Simon Turner, associate professor at Aalborg University, will explore how the present Rwandan state relates to and attempts to govern populations who have either left the country or who have returned. He argues that despite an official discourse of national unity and equality, the individual citizen’s position in society depends on his or her migration history, effectively splitting the population into those who remained in Rwanda during the genocide, those who returned from Uganda shortly after the genocide, those who returned from elsewhere after the genocide and those who fled the country after the genocide. In order to understand power and governance in Rwanda, one must understand the role of the genocide. Turner argues that the post-genocide state very explicitly articulates a new public management discourse and can be seen as exercising biopower. This is accentuated by its strong emphasis on distancing itself from the regime that orchestrated the genocide in 1994.

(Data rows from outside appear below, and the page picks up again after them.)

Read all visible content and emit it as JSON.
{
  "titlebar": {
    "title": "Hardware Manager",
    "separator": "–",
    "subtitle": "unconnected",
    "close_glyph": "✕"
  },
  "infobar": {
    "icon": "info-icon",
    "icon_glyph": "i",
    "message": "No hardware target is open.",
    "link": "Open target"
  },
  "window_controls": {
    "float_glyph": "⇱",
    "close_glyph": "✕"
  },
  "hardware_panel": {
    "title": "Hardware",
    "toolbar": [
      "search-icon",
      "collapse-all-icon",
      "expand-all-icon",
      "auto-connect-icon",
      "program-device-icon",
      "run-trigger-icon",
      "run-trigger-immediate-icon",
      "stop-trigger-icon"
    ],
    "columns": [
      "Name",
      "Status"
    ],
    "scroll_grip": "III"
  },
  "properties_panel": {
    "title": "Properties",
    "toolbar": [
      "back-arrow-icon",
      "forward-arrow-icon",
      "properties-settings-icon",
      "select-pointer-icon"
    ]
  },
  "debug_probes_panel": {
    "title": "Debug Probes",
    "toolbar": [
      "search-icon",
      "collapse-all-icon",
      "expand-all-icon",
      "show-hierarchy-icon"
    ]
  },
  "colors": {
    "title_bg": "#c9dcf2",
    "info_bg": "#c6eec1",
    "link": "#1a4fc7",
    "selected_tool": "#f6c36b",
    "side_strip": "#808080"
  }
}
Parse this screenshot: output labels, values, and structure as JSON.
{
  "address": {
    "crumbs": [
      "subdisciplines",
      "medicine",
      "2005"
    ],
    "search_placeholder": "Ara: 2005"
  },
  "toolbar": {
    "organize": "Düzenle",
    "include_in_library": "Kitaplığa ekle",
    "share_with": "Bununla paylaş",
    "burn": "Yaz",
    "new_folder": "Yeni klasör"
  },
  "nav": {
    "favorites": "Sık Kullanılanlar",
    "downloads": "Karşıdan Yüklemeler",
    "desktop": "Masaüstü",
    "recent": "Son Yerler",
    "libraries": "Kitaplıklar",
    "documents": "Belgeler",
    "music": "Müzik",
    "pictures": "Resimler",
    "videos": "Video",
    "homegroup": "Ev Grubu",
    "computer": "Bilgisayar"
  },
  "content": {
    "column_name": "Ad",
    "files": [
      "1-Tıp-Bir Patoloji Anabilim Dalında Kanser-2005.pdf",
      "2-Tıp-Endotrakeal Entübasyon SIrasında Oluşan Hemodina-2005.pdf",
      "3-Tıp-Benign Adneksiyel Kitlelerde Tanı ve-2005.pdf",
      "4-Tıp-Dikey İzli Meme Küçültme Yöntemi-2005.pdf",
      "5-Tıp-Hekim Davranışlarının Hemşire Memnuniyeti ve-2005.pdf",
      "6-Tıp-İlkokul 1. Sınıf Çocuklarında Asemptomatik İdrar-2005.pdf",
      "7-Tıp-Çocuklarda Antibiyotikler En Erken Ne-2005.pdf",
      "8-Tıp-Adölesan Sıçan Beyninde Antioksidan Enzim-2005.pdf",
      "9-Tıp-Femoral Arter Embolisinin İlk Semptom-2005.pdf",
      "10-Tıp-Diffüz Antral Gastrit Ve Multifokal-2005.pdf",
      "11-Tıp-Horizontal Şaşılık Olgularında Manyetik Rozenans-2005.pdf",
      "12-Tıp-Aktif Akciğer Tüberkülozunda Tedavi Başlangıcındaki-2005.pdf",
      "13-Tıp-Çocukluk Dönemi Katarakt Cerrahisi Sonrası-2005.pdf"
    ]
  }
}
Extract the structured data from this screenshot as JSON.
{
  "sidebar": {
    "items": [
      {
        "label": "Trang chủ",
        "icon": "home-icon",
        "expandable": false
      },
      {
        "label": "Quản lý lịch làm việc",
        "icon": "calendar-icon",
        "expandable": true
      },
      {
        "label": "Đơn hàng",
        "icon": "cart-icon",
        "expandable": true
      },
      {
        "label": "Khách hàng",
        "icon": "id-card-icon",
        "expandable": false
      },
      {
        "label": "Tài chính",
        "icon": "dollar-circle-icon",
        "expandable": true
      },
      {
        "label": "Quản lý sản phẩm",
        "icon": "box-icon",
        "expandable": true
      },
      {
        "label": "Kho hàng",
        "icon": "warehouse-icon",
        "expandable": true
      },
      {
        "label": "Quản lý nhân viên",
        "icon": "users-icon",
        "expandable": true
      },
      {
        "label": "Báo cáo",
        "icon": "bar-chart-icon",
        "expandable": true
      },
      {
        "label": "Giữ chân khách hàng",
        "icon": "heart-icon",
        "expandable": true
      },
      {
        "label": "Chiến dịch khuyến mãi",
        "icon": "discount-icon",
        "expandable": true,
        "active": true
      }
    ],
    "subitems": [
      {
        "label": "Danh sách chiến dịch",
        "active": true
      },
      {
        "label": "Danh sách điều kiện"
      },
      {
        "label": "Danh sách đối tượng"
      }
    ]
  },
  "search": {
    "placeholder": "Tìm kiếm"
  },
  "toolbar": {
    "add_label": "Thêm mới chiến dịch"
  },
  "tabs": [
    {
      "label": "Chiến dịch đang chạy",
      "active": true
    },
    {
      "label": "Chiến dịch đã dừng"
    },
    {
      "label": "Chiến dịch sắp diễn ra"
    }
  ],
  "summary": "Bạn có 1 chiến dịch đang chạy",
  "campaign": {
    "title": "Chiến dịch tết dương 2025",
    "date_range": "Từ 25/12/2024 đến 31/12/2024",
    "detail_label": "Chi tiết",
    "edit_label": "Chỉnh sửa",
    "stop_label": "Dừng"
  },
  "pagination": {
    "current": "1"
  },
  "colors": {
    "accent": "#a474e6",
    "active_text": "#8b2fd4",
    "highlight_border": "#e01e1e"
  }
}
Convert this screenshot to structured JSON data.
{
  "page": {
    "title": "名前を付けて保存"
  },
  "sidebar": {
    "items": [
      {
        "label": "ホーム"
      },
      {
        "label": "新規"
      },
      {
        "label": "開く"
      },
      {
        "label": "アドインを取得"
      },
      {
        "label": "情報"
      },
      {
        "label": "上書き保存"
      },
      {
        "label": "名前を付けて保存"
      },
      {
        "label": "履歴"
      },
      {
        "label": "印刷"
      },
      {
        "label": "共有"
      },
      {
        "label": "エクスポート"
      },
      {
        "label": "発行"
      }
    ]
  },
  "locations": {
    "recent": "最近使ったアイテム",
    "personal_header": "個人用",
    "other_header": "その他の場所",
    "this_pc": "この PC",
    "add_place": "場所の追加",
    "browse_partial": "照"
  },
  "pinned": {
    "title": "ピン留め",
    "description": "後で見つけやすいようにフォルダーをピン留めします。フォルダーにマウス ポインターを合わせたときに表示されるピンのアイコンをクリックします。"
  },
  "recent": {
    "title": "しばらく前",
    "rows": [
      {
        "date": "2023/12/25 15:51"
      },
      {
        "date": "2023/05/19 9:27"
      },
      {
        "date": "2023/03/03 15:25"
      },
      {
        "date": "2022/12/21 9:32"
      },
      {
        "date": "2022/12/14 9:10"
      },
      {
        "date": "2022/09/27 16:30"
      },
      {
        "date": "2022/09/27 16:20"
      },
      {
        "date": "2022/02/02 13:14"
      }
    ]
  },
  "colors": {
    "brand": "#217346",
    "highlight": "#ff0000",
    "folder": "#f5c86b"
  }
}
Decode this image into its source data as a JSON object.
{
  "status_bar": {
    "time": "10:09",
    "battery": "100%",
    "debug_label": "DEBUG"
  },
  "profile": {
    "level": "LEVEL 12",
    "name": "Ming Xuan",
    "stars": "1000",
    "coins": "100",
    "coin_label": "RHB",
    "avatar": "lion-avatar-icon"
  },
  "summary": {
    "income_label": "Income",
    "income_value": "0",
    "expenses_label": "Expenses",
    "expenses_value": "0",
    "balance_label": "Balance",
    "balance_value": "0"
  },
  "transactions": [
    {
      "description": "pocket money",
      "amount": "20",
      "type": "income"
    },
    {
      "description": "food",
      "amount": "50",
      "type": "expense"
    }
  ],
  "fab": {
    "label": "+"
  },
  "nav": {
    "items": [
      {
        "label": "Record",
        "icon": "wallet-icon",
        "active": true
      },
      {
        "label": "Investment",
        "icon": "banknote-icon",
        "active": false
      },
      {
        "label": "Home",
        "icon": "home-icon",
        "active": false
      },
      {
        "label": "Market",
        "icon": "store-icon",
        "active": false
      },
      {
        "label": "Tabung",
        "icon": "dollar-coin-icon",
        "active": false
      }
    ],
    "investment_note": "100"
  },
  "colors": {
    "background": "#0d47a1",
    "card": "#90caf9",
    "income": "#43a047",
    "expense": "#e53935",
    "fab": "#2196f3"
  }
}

Simon Turner is Associate Professor at Global Refugee Studies, Ålborg University. He works on forced migration, diaspora politics and issues of sovereignty, biopower and secrecy, and has done fieldwork in refugee camps in Tanzania, among the Burundian diaspora in Nairobi, Brussels and Denmark, as well as in Burundi and Rwanda. He is the author of Politics of Innocence – Hutu identity, conflict and camp life, (Berghahn Books, 2010) and has edited a special issue of Journal of Ethnic and Migration Studies: 'Studying the Tensions of Transnational Engagement: From the Nuclear Family to the World-Wide Web', (34:7, 2008).
Cathrine Brun, associate professor at NTNU, will act as discussant. Third seminar in a series on Mobilities and Conflict, funded by SAMKUL